If you find yourself in South Africa’s Free State or in Lesotho, do not miss this little piece of paradise.
If you want to spend the night there, you have lots of accommodation to choose from. You can either stay in the park (which offers hotel rooms, rondawels, as well as rest camps for campervans and tents) or pick one of the villages around the area. We chose Clarens, a picturesque artsy upcoming little town that reminded us of Sonoma. We stayed there just one night, but we could have easily spend a couple of days just hopping from one restaurant to another and visiting the little stores in town.
The best time to visit the park is close to sunset as it is the sun light shining on the cliffs that gives them the beautiful colors they are known for. We got there around 4pm and decided to take a hike while waiting for the sun to set. There are a couple of track starting from the Glen Reenen visitor center. You can get a map from there while paying for the park fee (you can pass through the park without paying any fee as the road is not part of the national park, but you have to pay if you want to hike it or stay there overnight). We ended up doing the Echo Ravine trail, then part of the Boskloof one which put us on the Brandwag Buttress trail which led us on the top of the imposing Brandwag rock.
The views on the trails were magnificent, and we took so many pictures that a gallery was more appropriate to show you the beauty of the place. Check it here!
The park also has two one way driving circuits giving you other views over the park. One of them goes by the Katse dam.
The other one takes you to the ‘vulture restaurant’ where you could see Bearded and Cape vultures feasting on some carcasses left there on purpose for these endangered birds to have what to eat.
Then there is the Drakensberg view point. Beautiful.
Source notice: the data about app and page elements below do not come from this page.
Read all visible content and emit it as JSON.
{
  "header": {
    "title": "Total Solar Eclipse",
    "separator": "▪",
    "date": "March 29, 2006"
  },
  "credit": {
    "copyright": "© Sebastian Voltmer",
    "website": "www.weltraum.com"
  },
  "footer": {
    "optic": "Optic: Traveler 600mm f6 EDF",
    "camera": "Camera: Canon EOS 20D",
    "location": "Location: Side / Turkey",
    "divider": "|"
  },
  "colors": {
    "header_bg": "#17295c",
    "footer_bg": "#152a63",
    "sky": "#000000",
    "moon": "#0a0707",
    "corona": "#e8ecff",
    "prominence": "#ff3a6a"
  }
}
While this national park has a wide variety of wildlife, especially antelopes, all we saw was a couple of black wildebeest, a different species than the one in Tanzania (blue wildebeest), looking very much different as well.